Big tech is notorious when it comes to the usage of customer data for advertising and tracking users across the web. The regulatory framework of the GDPR, or General Data Protection Regulation, in the EU aims to give users more control over their own data – and lays the groundwork for fining companies offering their services in the EU for breaching its articles. Even though the Ireland branch of WhatsApp is facing a fine of 267 million U.S. dollars for failing to live up to GDPR standards, it's not the biggest sum a company had to pay in the history of the GDPR.
As our chart shows, that questionable honor goes to Amazon, another member of GAFAM. In July of 2021, Luxembourg's data watch dog issued the European branch of the multi-billion dollar tech firm a fine of rougly 886 million U.S. dollars for the "non-compliance with general data processing principles" according to the GDPR Enforcement Tracker by CMS Law. The third place on the list of highest fines goes to Google, followed by Swedish fashion company H&M and Italian telco provider TIM.

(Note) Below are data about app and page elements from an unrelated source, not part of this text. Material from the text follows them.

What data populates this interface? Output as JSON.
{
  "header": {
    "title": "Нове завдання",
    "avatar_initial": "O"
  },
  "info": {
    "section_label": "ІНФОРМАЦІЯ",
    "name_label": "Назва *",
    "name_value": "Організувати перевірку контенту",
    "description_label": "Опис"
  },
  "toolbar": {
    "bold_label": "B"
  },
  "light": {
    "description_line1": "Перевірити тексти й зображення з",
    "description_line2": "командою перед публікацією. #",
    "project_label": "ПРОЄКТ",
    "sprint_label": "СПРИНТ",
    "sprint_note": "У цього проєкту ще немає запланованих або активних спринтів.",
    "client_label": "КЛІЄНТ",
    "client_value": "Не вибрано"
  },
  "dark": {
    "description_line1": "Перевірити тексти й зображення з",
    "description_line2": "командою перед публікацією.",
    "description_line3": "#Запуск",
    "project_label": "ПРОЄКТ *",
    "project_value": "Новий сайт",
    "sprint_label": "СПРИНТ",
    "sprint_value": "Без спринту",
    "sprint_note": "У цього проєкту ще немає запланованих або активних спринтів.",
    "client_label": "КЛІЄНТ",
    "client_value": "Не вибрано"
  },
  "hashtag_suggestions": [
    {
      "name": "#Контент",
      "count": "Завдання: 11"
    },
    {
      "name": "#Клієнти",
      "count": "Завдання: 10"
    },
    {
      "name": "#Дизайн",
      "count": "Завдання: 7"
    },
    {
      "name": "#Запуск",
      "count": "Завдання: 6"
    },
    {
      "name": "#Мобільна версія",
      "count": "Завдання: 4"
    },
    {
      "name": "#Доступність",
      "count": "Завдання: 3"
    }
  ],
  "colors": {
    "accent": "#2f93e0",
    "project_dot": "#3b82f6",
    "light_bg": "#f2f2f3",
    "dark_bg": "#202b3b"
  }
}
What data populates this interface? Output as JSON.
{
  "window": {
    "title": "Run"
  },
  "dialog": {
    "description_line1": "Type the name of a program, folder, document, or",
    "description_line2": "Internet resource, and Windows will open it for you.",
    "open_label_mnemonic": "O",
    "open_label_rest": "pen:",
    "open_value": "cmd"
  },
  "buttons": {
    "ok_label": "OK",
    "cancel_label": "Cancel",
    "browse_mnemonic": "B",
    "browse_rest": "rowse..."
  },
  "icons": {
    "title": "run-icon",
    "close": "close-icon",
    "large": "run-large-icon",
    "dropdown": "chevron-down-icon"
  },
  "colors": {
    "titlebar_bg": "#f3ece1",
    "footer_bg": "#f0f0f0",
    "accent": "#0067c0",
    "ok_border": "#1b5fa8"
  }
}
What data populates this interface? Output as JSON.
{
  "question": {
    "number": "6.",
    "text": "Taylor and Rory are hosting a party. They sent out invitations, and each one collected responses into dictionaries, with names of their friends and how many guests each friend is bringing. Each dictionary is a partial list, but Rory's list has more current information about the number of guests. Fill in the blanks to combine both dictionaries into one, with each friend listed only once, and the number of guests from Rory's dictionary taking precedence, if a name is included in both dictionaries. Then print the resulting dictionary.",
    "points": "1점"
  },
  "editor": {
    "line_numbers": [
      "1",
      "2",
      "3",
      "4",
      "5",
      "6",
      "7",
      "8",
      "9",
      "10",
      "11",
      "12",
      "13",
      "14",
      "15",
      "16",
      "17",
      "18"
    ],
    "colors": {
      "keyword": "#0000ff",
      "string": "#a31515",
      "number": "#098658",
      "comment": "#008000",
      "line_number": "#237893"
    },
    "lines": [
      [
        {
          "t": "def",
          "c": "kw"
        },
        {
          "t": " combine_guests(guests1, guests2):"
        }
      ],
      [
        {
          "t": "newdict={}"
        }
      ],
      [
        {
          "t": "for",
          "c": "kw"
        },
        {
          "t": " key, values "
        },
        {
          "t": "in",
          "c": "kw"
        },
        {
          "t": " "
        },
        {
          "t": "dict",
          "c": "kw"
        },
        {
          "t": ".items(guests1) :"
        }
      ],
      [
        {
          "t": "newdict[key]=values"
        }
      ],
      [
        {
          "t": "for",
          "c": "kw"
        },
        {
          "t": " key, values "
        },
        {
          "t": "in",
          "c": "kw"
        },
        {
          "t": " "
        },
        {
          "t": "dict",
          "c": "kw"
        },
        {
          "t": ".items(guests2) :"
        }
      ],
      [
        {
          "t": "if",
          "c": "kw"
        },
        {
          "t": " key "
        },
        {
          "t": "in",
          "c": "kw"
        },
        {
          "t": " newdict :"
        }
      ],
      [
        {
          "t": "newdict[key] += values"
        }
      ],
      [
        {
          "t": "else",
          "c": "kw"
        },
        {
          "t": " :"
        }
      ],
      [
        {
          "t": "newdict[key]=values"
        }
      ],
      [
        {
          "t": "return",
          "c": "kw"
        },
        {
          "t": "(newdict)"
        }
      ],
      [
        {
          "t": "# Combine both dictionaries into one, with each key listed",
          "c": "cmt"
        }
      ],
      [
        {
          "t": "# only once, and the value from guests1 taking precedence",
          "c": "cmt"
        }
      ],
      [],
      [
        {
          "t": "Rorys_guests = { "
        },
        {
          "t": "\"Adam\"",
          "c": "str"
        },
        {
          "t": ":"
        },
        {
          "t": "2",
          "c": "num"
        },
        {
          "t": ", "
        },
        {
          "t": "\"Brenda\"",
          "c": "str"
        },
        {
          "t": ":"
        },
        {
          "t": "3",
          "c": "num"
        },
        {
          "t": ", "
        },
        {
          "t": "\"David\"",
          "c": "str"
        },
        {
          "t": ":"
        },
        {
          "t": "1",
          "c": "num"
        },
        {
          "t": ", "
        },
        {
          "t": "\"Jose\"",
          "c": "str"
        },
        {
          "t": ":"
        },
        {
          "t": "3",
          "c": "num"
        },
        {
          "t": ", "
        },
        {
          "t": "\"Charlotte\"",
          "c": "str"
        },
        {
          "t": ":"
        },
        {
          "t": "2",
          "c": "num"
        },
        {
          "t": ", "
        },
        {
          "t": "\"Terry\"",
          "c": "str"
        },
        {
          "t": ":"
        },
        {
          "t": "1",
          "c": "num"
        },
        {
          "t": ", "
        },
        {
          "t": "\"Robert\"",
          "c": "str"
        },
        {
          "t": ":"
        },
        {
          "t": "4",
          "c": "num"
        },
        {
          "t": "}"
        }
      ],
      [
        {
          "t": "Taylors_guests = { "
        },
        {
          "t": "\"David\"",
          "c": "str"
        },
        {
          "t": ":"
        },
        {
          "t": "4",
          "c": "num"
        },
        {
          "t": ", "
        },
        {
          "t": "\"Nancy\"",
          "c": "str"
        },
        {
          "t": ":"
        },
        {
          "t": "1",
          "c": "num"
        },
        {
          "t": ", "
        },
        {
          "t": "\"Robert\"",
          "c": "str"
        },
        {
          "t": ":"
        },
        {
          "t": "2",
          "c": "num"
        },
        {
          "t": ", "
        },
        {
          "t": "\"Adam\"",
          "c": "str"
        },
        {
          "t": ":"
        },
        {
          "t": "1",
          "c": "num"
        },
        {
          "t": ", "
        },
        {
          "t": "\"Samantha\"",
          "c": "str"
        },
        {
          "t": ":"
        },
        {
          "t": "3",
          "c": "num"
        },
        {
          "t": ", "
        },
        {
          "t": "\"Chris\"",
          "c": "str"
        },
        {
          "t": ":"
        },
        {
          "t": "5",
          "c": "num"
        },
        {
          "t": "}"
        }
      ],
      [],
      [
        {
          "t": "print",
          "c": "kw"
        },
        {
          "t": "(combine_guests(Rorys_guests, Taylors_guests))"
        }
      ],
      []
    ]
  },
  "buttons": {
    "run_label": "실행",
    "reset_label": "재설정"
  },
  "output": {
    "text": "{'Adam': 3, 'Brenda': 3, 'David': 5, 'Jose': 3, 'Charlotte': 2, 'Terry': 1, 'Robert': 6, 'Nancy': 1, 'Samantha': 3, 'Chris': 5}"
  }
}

The GDPR was instated on May 25th, 2018 as a replacement for the EU's Data Protection Directive from 1995, encompassing 99 articles. So far, the GDPR Enforcement Tracker lists 822 individual breaches of the GDPR regulations, although the data is most likely incomplete since not all fines are made public.